Supplied entries: Begin

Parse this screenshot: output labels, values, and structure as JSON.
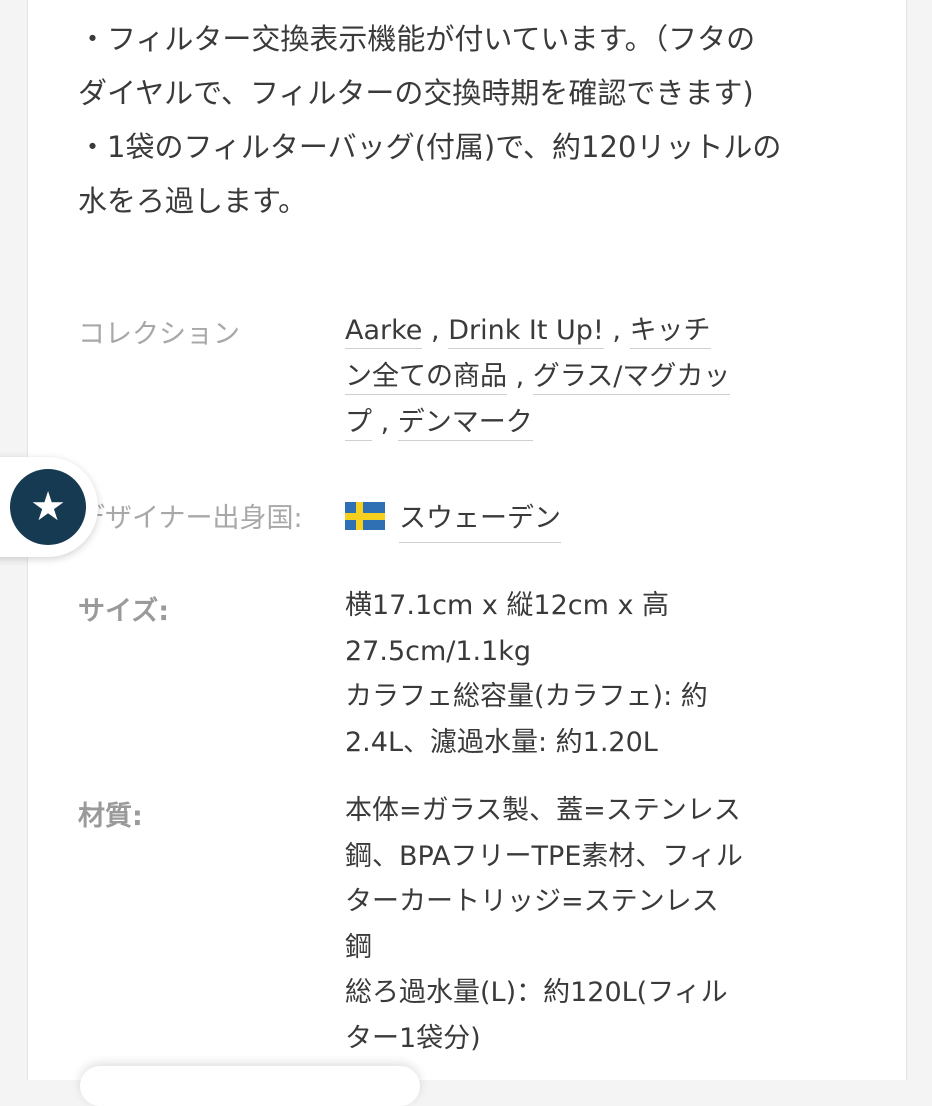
{
  "description": {
    "line1": "・フィルター交換表示機能が付いています。（フタの",
    "line2": "ダイヤルで、フィルターの交換時期を確認できます)",
    "line3": "・1袋のフィルターバッグ(付属)で、約120リットルの",
    "line4": "水をろ過します。"
  },
  "collection": {
    "label": "コレクション",
    "links": [
      "Aarke",
      "Drink It Up!",
      "キッチ",
      "ン全ての商品",
      "グラス/マグカッ",
      "プ",
      "デンマーク"
    ],
    "separator": ","
  },
  "designer": {
    "label": "デザイナー出身国:",
    "country": "スウェーデン",
    "flag_icon": "sweden-flag-icon"
  },
  "size": {
    "label": "サイズ:",
    "lines": [
      "横17.1cm x 縦12cm x 高",
      "27.5cm/1.1kg",
      "カラフェ総容量(カラフェ): 約",
      "2.4L、濾過水量: 約1.20L"
    ]
  },
  "material": {
    "label": "材質:",
    "lines": [
      "本体=ガラス製、蓋=ステンレス",
      "鋼、BPAフリーTPE素材、フィル",
      "ターカートリッジ=ステンレス",
      "鋼",
      "総ろ過水量(L)：約120L(フィル",
      "ター1袋分)"
    ]
  },
  "favorite_button": {
    "icon": "star-icon",
    "glyph": "★",
    "color": "#163a52"
  }
}
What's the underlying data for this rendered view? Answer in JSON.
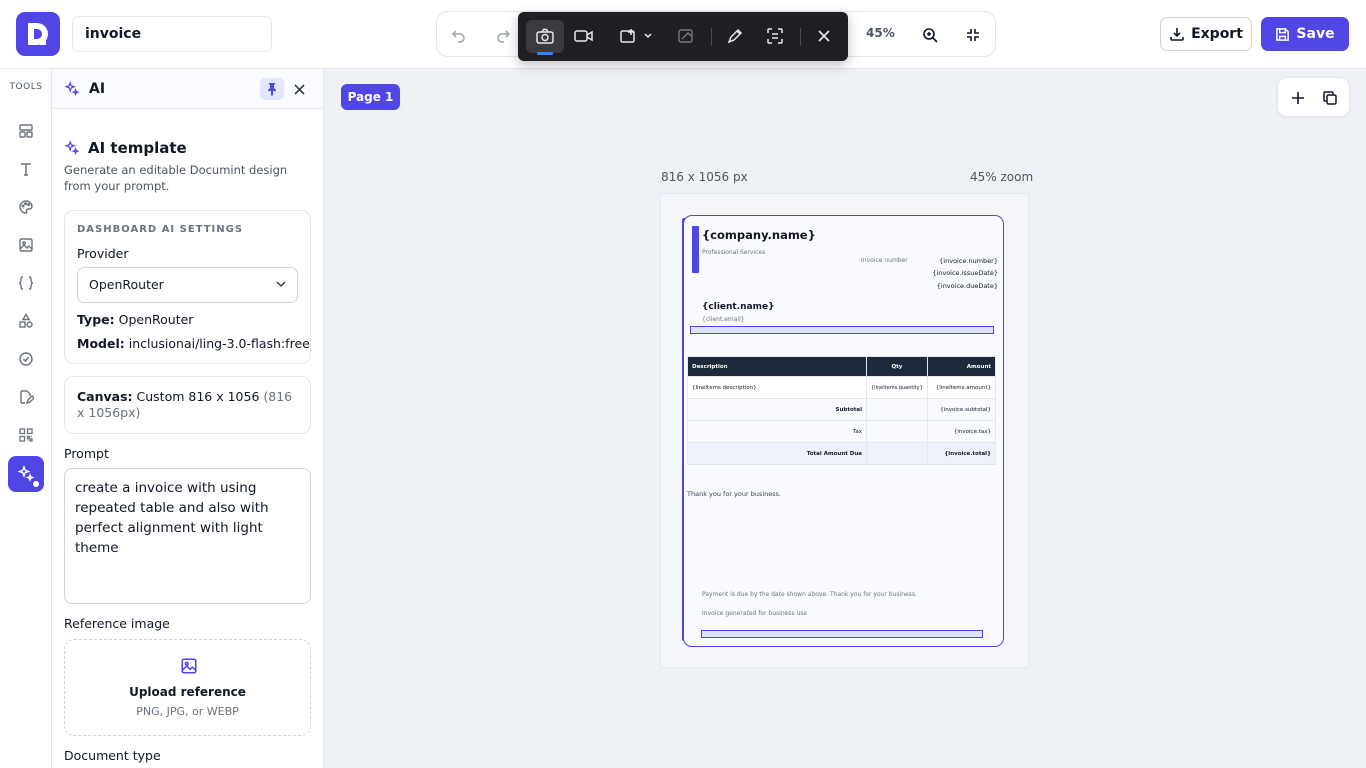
{
  "app": {
    "doc_name": "invoice"
  },
  "toolbar": {
    "zoom": "45%",
    "export_label": "Export",
    "save_label": "Save"
  },
  "rail": {
    "tools_label": "TOOLS"
  },
  "panel": {
    "title": "AI",
    "section_title": "AI template",
    "section_desc": "Generate an editable Documint design from your prompt.",
    "settings_caption": "DASHBOARD AI SETTINGS",
    "provider_label": "Provider",
    "provider_value": "OpenRouter",
    "type_label": "Type:",
    "type_value": "OpenRouter",
    "model_label": "Model:",
    "model_value": "inclusionai/ling-3.0-flash:free",
    "canvas_label": "Canvas:",
    "canvas_value": "Custom 816 x 1056",
    "canvas_px": "(816 x 1056px)",
    "prompt_label": "Prompt",
    "prompt_value": "create a invoice with using repeated table and also with perfect alignment with light theme",
    "ref_label": "Reference image",
    "upload_title": "Upload reference",
    "upload_hint": "PNG, JPG, or WEBP",
    "doctype_label": "Document type"
  },
  "canvas": {
    "page_badge": "Page 1",
    "size_text": "816 x 1056 px",
    "zoom_text": "45% zoom"
  },
  "invoice": {
    "company": "{company.name}",
    "tagline": "Professional Services",
    "invoice_number_label": "Invoice number",
    "number": "{invoice.number}",
    "issue_date": "{invoice.issueDate}",
    "due_date": "{invoice.dueDate}",
    "client_name": "{client.name}",
    "client_email": "{client.email}",
    "table": {
      "headers": [
        "Description",
        "Qty",
        "Amount"
      ],
      "row": [
        "{lineItems.description}",
        "{lineItems.quantity}",
        "{lineItems.amount}"
      ],
      "subtotal_label": "Subtotal",
      "subtotal_value": "{invoice.subtotal}",
      "tax_label": "Tax",
      "tax_value": "{invoice.tax}",
      "total_label": "Total Amount Due",
      "total_value": "{invoice.total}"
    },
    "thanks": "Thank you for your business.",
    "footer_note": "Payment is due by the date shown above. Thank you for your business.",
    "footer_note2": "Invoice generated for business use"
  },
  "colors": {
    "accent": "#4f46e5",
    "table_header": "#1e293b"
  }
}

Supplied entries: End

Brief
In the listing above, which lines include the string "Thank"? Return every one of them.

Written reply
    "thanks": "Thank you for your business.",
    "footer_note": "Payment is due by the date shown above. Thank you for your business.",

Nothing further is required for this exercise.